Those forecasts are based on an improvement in business over the past several months as the stock market surged from its Sept. 21 lows. The

Nasdaq Composite Index has popped 44%, the

Dow Jones Industrial Average has jumped 23%, and the

S&P 500 has climbed 20%.

Varied Fortunes

Some firms could be more vulnerable than others.

Lehman Brothers

(LEH)

has been virtually layoff-free this year, while

Goldman Sachs

(GS) - Get Report

has balanced layoffs with new hires in areas of the business that it's growing, keeping total headcount flat.

"The general trend in employment remains up for some of the more significant companies. They won't be very active in layoffs unless the market takes an unpredictable turn down. But that's possible given the pitch of the rally in the last three months. There could be another nerve wracking downturn causing a shock to investor confidence," said Tierney.

Tierney voted

Morgan Stanley

(MWD)

most likely to announce more layoffs this year, because the company's earnings have fallen more dramatically than its workforce has been cut.

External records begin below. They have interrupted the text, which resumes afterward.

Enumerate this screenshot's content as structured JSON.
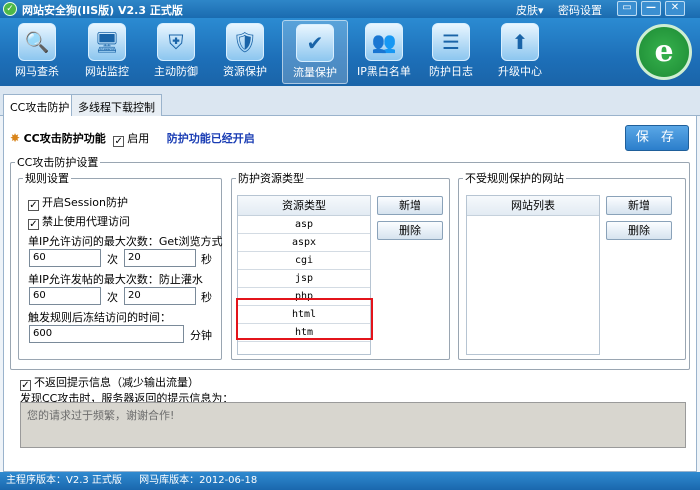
{
  "app": {
    "title": "网站安全狗(IIS版) V2.3 正式版",
    "menu_skin": "皮肤▾",
    "menu_password": "密码设置",
    "logo_letter": "e"
  },
  "toolbar": [
    {
      "label": "网马查杀",
      "icon": "trojan-scan-icon",
      "glyph": "🔍"
    },
    {
      "label": "网站监控",
      "icon": "monitor-icon",
      "glyph": "🖥"
    },
    {
      "label": "主动防御",
      "icon": "defense-icon",
      "glyph": "⛨"
    },
    {
      "label": "资源保护",
      "icon": "resource-protect-icon",
      "glyph": "🛡"
    },
    {
      "label": "流量保护",
      "icon": "traffic-protect-icon",
      "glyph": "✔"
    },
    {
      "label": "IP黑白名单",
      "icon": "ip-list-icon",
      "glyph": "👥"
    },
    {
      "label": "防护日志",
      "icon": "log-icon",
      "glyph": "☰"
    },
    {
      "label": "升级中心",
      "icon": "upgrade-icon",
      "glyph": "⬆"
    }
  ],
  "tabs": [
    "CC攻击防护",
    "多线程下载控制"
  ],
  "cc": {
    "feature_label": "CC攻击防护功能",
    "enable_label": "启用",
    "status": "防护功能已经开启",
    "save": "保 存",
    "settings_legend": "CC攻击防护设置"
  },
  "rules": {
    "legend": "规则设置",
    "session_label": "开启Session防护",
    "proxy_label": "禁止使用代理访问",
    "visit_label": "单IP允许访问的最大次数：Get浏览方式",
    "visit_count": "60",
    "visit_count_unit": "次",
    "visit_seconds": "20",
    "visit_seconds_unit": "秒",
    "post_label": "单IP允许发帖的最大次数：防止灌水",
    "post_count": "60",
    "post_count_unit": "次",
    "post_seconds": "20",
    "post_seconds_unit": "秒",
    "freeze_label": "触发规则后冻结访问的时间：",
    "freeze_value": "600",
    "freeze_unit": "分钟"
  },
  "resources": {
    "legend": "防护资源类型",
    "header": "资源类型",
    "items": [
      "asp",
      "aspx",
      "cgi",
      "jsp",
      "php",
      "html",
      "htm"
    ],
    "add": "新增",
    "delete": "删除"
  },
  "exempt": {
    "legend": "不受规则保护的网站",
    "header": "网站列表",
    "add": "新增",
    "delete": "删除"
  },
  "notify": {
    "no_return_label": "不返回提示信息（减少输出流量）",
    "found_label": "发现CC攻击时，服务器返回的提示信息为：",
    "message": "您的请求过于频繁，谢谢合作!"
  },
  "status": {
    "main_version": "主程序版本：V2.3 正式版",
    "db_version": "网马库版本：2012-06-18"
  }
}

Morgan Stanley posted a profit decline for the fifth-consecutive quarter in December. The company's earnings dropped 28% in the fiscal fourth quarter vs. a year ago to $870 million.

European banks also are prime candidates, he says. "We should see some trickling from the weaker players, particularly European banks. I would expect London to play catch-up with New York in 2002."